In Britain, his four-year investigation on behalf of a group of children damaged at birth by the drug Thalidomide, and left out of the settlement with the drugs company, resulted in a special settlement.

His numerous documentaries on Australia, notably The Secret Country (1983), the bicentary trilogy The Last Dream (1988), Welcome to Australia (1999) and Utopia (2013) all celebrated and revealed much of his own country’s ‘forgotten past’, especially its indigenous past and present.

In his most recent film ‘The Coming War on China’ Pilger investigates America’s ongoing military presence in the Pacific at significant cost to the indigenous population.

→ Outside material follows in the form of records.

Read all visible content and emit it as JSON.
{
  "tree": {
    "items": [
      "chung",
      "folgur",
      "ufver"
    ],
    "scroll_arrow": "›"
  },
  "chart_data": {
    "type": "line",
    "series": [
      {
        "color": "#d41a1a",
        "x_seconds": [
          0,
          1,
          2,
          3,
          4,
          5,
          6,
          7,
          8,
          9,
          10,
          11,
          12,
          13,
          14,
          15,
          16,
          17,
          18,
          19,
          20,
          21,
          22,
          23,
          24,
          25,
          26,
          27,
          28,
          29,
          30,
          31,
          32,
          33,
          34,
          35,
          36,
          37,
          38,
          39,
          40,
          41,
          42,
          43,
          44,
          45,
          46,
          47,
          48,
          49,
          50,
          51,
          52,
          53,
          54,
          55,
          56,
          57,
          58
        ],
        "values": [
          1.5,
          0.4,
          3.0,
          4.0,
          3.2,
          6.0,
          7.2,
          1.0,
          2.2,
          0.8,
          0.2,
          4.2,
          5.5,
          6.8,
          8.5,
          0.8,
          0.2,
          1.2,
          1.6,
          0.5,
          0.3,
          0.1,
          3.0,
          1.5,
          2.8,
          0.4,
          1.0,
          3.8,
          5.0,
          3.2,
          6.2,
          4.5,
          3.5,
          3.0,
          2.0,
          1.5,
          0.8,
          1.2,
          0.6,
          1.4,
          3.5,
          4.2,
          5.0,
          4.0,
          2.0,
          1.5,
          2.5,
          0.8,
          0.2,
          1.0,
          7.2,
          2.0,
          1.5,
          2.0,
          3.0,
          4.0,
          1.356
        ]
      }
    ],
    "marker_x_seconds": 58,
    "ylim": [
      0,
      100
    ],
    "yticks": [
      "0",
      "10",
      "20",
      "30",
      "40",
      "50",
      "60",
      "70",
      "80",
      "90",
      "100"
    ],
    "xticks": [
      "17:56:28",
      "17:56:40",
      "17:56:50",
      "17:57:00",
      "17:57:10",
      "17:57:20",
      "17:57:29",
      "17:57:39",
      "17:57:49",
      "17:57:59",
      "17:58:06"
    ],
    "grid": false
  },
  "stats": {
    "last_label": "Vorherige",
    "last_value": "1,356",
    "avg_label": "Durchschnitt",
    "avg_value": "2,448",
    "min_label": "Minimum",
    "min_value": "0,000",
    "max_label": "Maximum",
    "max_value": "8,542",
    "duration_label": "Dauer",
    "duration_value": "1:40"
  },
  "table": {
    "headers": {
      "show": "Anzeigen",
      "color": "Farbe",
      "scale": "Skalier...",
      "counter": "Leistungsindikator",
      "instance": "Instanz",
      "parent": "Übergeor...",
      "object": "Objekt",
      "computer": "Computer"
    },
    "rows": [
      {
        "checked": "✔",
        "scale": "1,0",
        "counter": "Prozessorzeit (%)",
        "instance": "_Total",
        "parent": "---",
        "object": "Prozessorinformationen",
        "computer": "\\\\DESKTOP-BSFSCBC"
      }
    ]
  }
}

His expose of the atrocities still being committed there is just part of this far-reaching documentary about the relationship between the US and China since World War II, in light of recent inflammatory statements made by President Trump. Here are stories apparently left untold by the mainstream news media – fake or otherwise.

He has won an Emmy and a BAFTA for his documentaries, which have also won numerous US and European awards, such as as the Royal Television Society’s Best Documentary. His articles appear worldwide in newspapers such as the Guardian, the Independent, the New York Times, the Los Angeles Times, the Mail & Guardian (South Africa), Aftonbladet (Sweden), Il Manifesto (Italy). He writes a regular column for the New Statesman, London. In 2001, he curated a major exhibition at the London Barbican, Reporting the World: John Pilger’s Eyewitness Photographers, a tribute to the great black-and-white photographers he has worked alongside.

Source: JohnPilger.com

City of Sydney Peace Prize Lecture:
“Breaking Australia’s Silence”

It is not enough for journalists to see themselves as mere messengers without understanding the hidden agendas of the messages and myths that surround it.

Watch John Pilger’s lecture:

Laureate Media

  • UTOPIA: free premiere of John Pilger’s new film

    Utopia, from the Bafta and Emmy Award winning director and recipient of the 2009 Sydney Peace Prize, John Pilger, draws on his long association with the first people of his homeland Australia. The film is both an epic portrayal of the......